Nowacki says the efforts are paying off. Membership grew steadily during the recession, rising 6.6% last year. Assets and loan volume also rose, increasing 8.5% and 12.3%, respectively.
NEXT: A proactive approach
“We decided we couldn’t wait for members to ask for help; we had to go find them,” says Stan Moeckli, president/CEO of $146 million asset Electro Savings Credit Union in St. Louis.
When the recession took hold and the housing market crumbled, Moeckli noticed that people who once had sterling credit ratings were either losing their homes outright or walking away from underwater mortgages.
Moeckli knew these people eventually would need credit rebuilding services, but he also knew it would be difficult to get them into the credit union for workshops and other educational programs.

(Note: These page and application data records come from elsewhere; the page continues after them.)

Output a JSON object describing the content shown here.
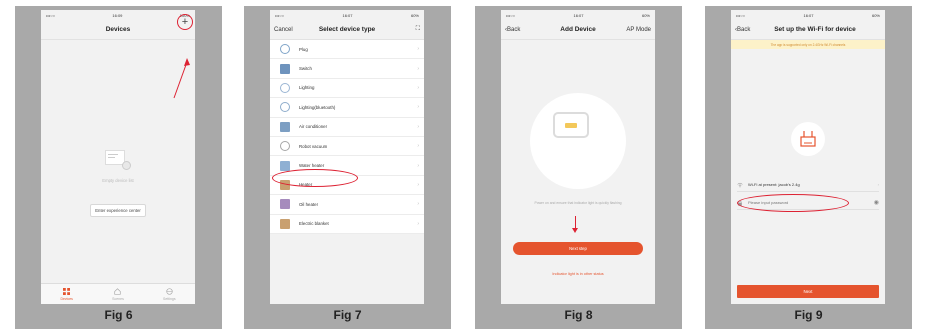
{
  "colors": {
    "accent": "#e5542e",
    "annotation": "#dd2233",
    "panel_bg": "#a9a9a9"
  },
  "fig6": {
    "label": "Fig 6",
    "status": {
      "carrier": "•••○○",
      "time": "16:09",
      "battery": "100%"
    },
    "title": "Devices",
    "add_icon": "plus-icon",
    "empty_text": "Empty device list",
    "experience_button": "Enter experience center",
    "tabs": [
      "Devices",
      "Scenes",
      "Settings"
    ]
  },
  "fig7": {
    "label": "Fig 7",
    "status": {
      "carrier": "•••○○",
      "time": "16:07",
      "battery": "60%"
    },
    "cancel": "Cancel",
    "title": "Select device type",
    "scan_icon": "scan-icon",
    "items": [
      {
        "label": "Plug",
        "icon": "plug-icon"
      },
      {
        "label": "Switch",
        "icon": "switch-icon"
      },
      {
        "label": "Lighting",
        "icon": "bulb-icon"
      },
      {
        "label": "Lighting(bluetooth)",
        "icon": "bulb-bluetooth-icon"
      },
      {
        "label": "Air conditioner",
        "icon": "air-conditioner-icon"
      },
      {
        "label": "Robot vacuum",
        "icon": "robot-vacuum-icon"
      },
      {
        "label": "Water heater",
        "icon": "water-heater-icon"
      },
      {
        "label": "Heater",
        "icon": "heater-icon"
      },
      {
        "label": "Oil heater",
        "icon": "oil-heater-icon"
      },
      {
        "label": "Electric blanket",
        "icon": "blanket-icon"
      }
    ]
  },
  "fig8": {
    "label": "Fig 8",
    "status": {
      "carrier": "•••○○",
      "time": "16:07",
      "battery": "60%"
    },
    "back": "Back",
    "title": "Add Device",
    "mode": "AP Mode",
    "instruction": "Power on and ensure that indicator light is quickly flashing",
    "next_step": "Next step",
    "other_status": "Indicator light is in other status"
  },
  "fig9": {
    "label": "Fig 9",
    "status": {
      "carrier": "•••○○",
      "time": "16:07",
      "battery": "60%"
    },
    "back": "Back",
    "title": "Set up the Wi-Fi for device",
    "banner": "The app is supported only on 2.4GHz Wi-Fi channels",
    "wifi_label": "Wi-Fi at present: jacob's 2.4g",
    "password_placeholder": "Please input password",
    "next": "Next"
  }
}
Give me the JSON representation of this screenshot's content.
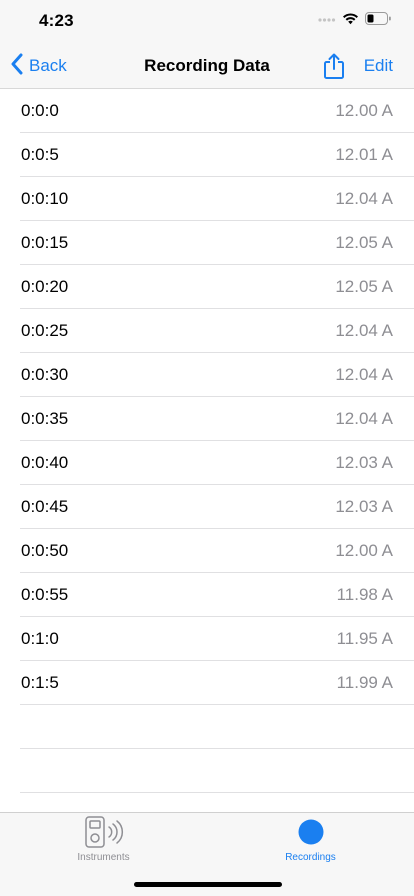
{
  "status_bar": {
    "time": "4:23"
  },
  "nav": {
    "back_label": "Back",
    "title": "Recording Data",
    "edit_label": "Edit"
  },
  "rows": [
    {
      "time": "0:0:0",
      "value": "12.00 A"
    },
    {
      "time": "0:0:5",
      "value": "12.01 A"
    },
    {
      "time": "0:0:10",
      "value": "12.04 A"
    },
    {
      "time": "0:0:15",
      "value": "12.05 A"
    },
    {
      "time": "0:0:20",
      "value": "12.05 A"
    },
    {
      "time": "0:0:25",
      "value": "12.04 A"
    },
    {
      "time": "0:0:30",
      "value": "12.04 A"
    },
    {
      "time": "0:0:35",
      "value": "12.04 A"
    },
    {
      "time": "0:0:40",
      "value": "12.03 A"
    },
    {
      "time": "0:0:45",
      "value": "12.03 A"
    },
    {
      "time": "0:0:50",
      "value": "12.00 A"
    },
    {
      "time": "0:0:55",
      "value": "11.98 A"
    },
    {
      "time": "0:1:0",
      "value": "11.95 A"
    },
    {
      "time": "0:1:5",
      "value": "11.99 A"
    }
  ],
  "tabs": [
    {
      "label": "Instruments",
      "icon": "instrument-icon",
      "selected": false
    },
    {
      "label": "Recordings",
      "icon": "record-circle-icon",
      "selected": true
    }
  ],
  "colors": {
    "accent": "#1a7ff0",
    "secondary_text": "#8e8e93",
    "bar_background": "#f7f7f7"
  }
}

A credit union staffmember came up with an idea that eventually grew into a formal partnership with rental communities within a five-mile radius of the credit union’s branches. Through the partnership, the credit union’s trained staffoffered financial services and educational information to people in those communities.
The credit union now provides free financial literacy seminars for rental communities, which typically have 50% turnover rates and a tenant population that struggles to make rent payments on time. Participating rental communities place credit union information in welcome packets, including ATM and branch locations and hours.
“Working with the rental properties was similar to working with a SEG, and we pitched the credit union as a no-cost benefit for residents,” says Lisa Farnen, vice president of marketing. “Employers want financially stable employees because they’re going to be more productive, and the apartment complexes want financially stable residents because they’re going to pay their rent on time.”
The approach has worked. Electro Savings started with 147 members who already lived in the rental communities. Aft er one year, that number had grown to 276.
The credit union has continued to add new communities and new members. Last year, its member growth rate was 18% within the apartment complexes and 10% overall.
Electro Savings invested in mapping soft ware to track membership growth back to their outreach efforts. “It’s not just about doing good deeds,” Farnen says. “We want to make sure the time and money is well-spent and productive.”
It’s important to track your results because it can justify your outreach efforts and educational programs, Lynch says. “Getting your credit union management team and board to agree to offer counseling and educational programs could be difficult because they might see it only as a cost,” he says. “They want to know what they’ll get in return, and what they get is membership growth and an improved bottom line.”
Farnen is quick to point out that the credit union is not in the business of offering charity. While Electro Savings does offer services that other financial institutions might not, it doesn’t compromise lending standards or underwriting policies.
“Our loan growth in the rental communities is about 25%, and we’re making good loans,” she says. The credit union’s overall delinquency rate for these loans is about 1%.
What sets Electro Savings apart from other financial institutions, Farnen notes, is that it considers more than just the credit score when making credit determinations.
“We look deep into the person’s application,” she says, “but we’re not lending money to people we think won’t pay us back.”
Pricing is important, and that sometimes means charging distressed members a bit more than others. That’s not only reasonable; it’s imperative, Farnen says.
“You don’t need to give your services away. Charge a fair interest rate or fee that compensates your credit union for the risk. Then, as members’ credit improves, they’ll qualify for lower rates.”
Community involvement is essential, Lynch and other credit union leaders stress, because it allows credit unions to tailor solutions to their members.
Aside from being the right thing to do, helping members during difficult times builds loyalty—and loyalty builds strong credit unions.